(In the annals of the Washington Times (8/10/99), Professor Sanford Pinsker reports on "Our Litigious Society," with tongue firmly in cheek, as follows)
"...I had strolled into a restaurant to do some research on the endangered species of my choice--namely, the three martini luncheon. Across the room, well within olive-flicking range, were four businessmen who looked for all the world like the types certain government sourpusses are out to sober up. I eyeballed the French menu for any words I might recognize from undergraduate bouts with Camus and kept my ears cocked.
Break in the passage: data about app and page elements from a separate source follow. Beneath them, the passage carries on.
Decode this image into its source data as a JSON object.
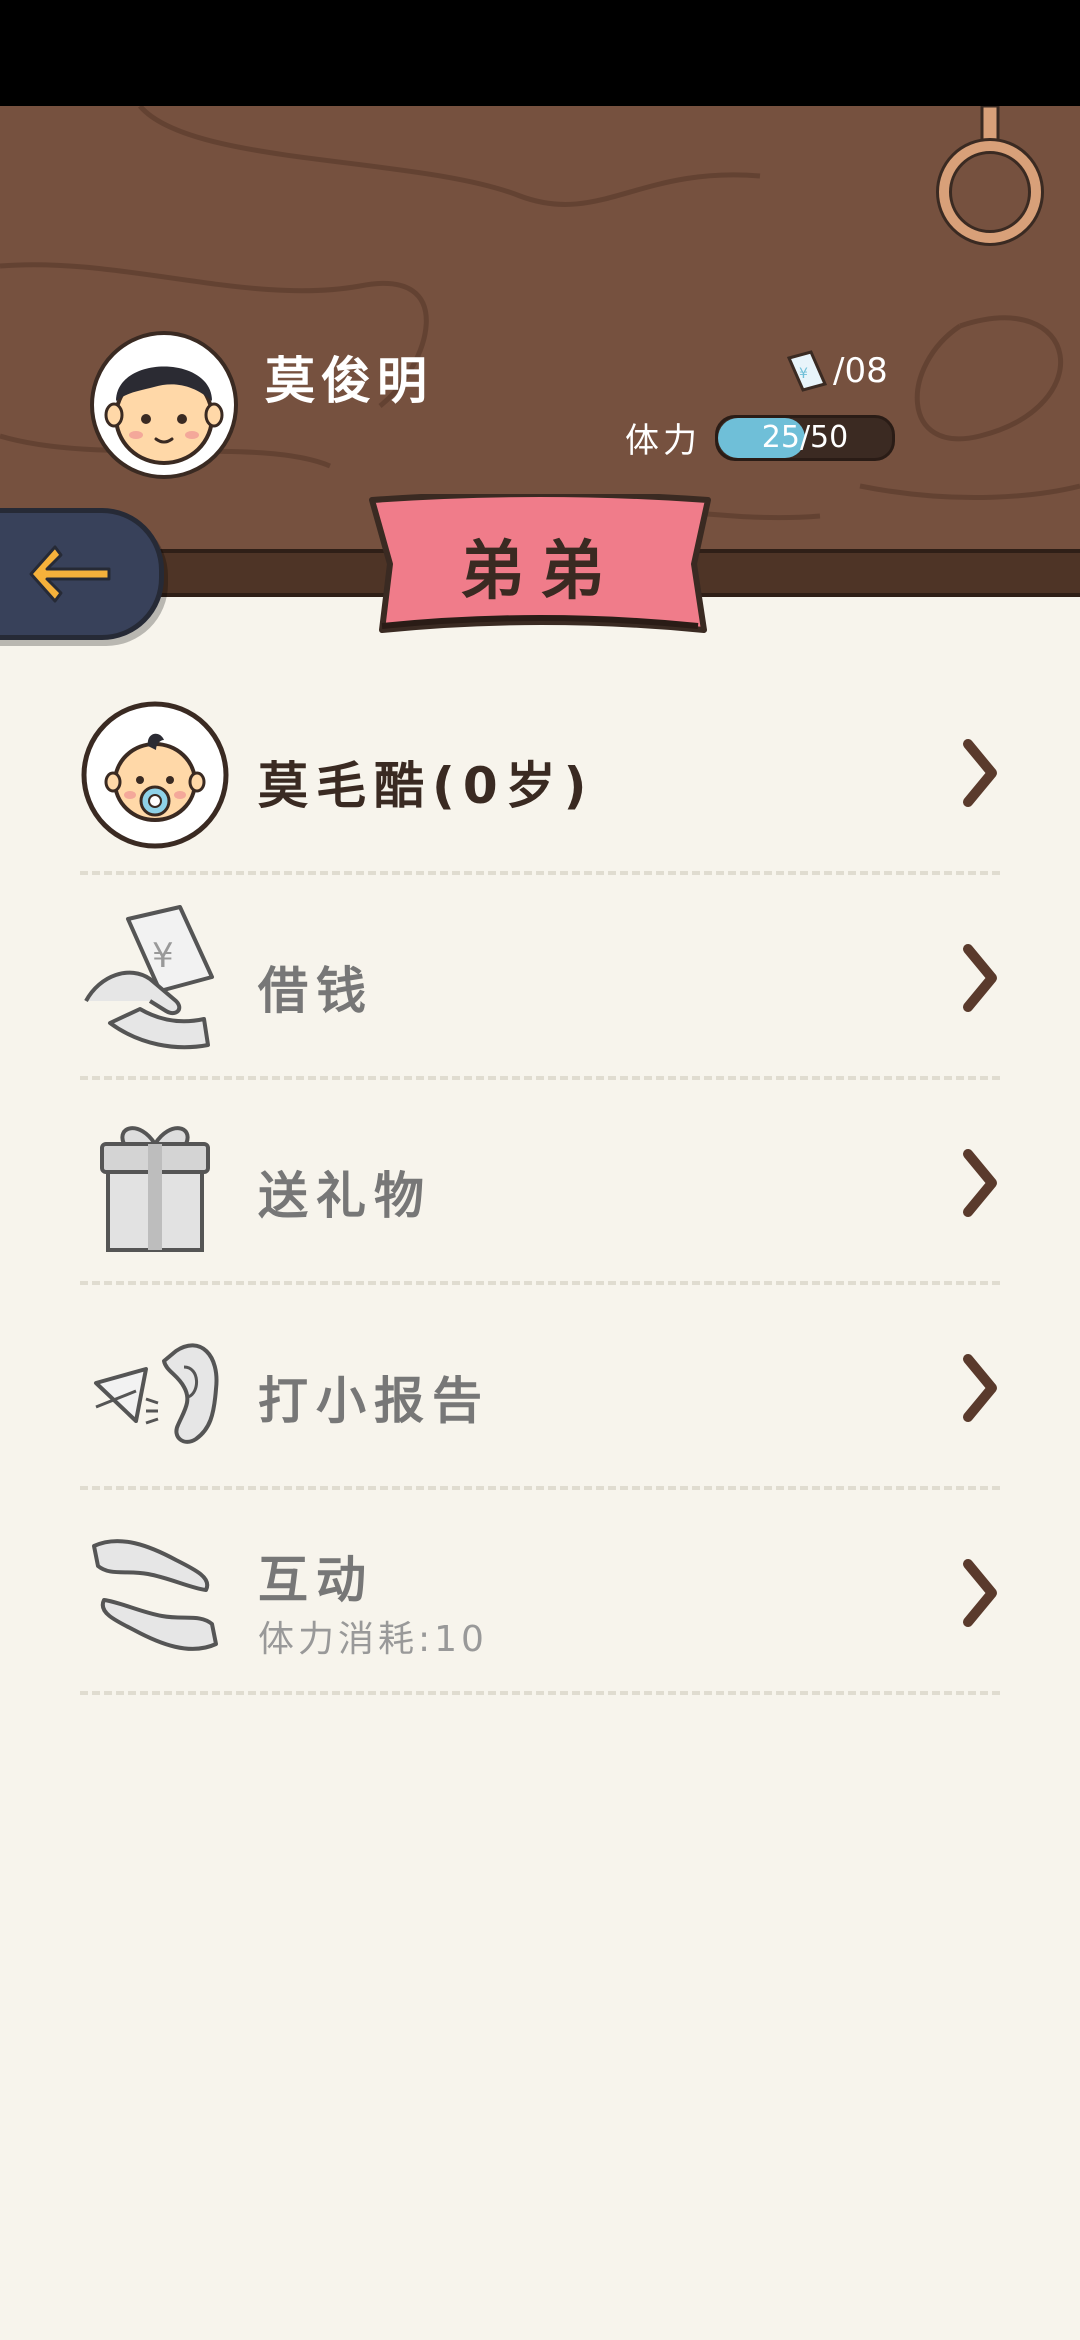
{
  "header": {
    "player_name": "莫俊明",
    "money_text": "/08",
    "stamina_label": "体力",
    "stamina_value": "25/50",
    "stamina_fraction": 0.5,
    "title": "弟弟"
  },
  "items": [
    {
      "label": "莫毛酷(0岁)",
      "icon": "baby-avatar-icon"
    },
    {
      "label": "借钱",
      "icon": "money-hand-icon"
    },
    {
      "label": "送礼物",
      "icon": "gift-icon"
    },
    {
      "label": "打小报告",
      "icon": "ear-whisper-icon"
    },
    {
      "label": "互动",
      "sub": "体力消耗:10",
      "icon": "interact-icon"
    }
  ],
  "colors": {
    "wood": "#76513f",
    "ribbon": "#f07c8a",
    "stamina_fill": "#6fbfd8",
    "back_button": "#38415a",
    "arrow": "#f5b13b"
  }
}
"'Oh, Miss,' one of the three-piece suits rang out. 'I think I've changed my mind about the onion soup. Bring me the vichyssoise instead.' 'I'm sorry, sir,' the waitress replied, in a tone that made it clear she wasn't, 'but you entered into an oral contract for French onion soup and as anyone who has read Municipal Code 3579, section b, understands, the original order is binding. Therefore, pursuant to my responsibilities, and those of the restaurant--as outlined in Ordinances for Innkeepers and restaurateurs, paragraph 3--I have given same to chef. And by the way, buddy, my name is Ms. Singleton.'
"'That may be so,' chimed in a second businessman, 'but I'm afraid you've overlooked the provisions of the Fair Practices and Reasonable Requests Act of 1994. Besides, the issue here is not that my friend changed his mind, but, rather, that you are derelict in your duties as catalogued in Government Pamphlet SB68100-10 (Job Description: Wait Person). Item 10 clearly states that such a manner that their reasonable requests (e.g., for refills of water or a clean fork can be satisfied with dispatch.'
"'That may be so,' Ms. Wait Person replied, as she took out a paperback volume from her apron pocket and began thumbing through it. 'But the issue hangs on how one defines "reasonable request." Even President Clinton couldn't have said it better, doesn't it.'
"'See ya in court!' the soupless man shouted. Once again, the small claims of small claims court chalked up another victory. I made a mental note to see what I could do about preserving the old-fashioned, very civil three-martini lunch. You see, I've abandoned all hope that America will return to a quieter time when people clubbed at each other with brickbats instead of legal precedents. Until then, however, I can hardly wait until 'The Case of the Contested Soup' gets on the TV docket and I wait anxiously as Judge Judy takes a short recess, watches the commercial in her chambers, and then comes back with her verdict."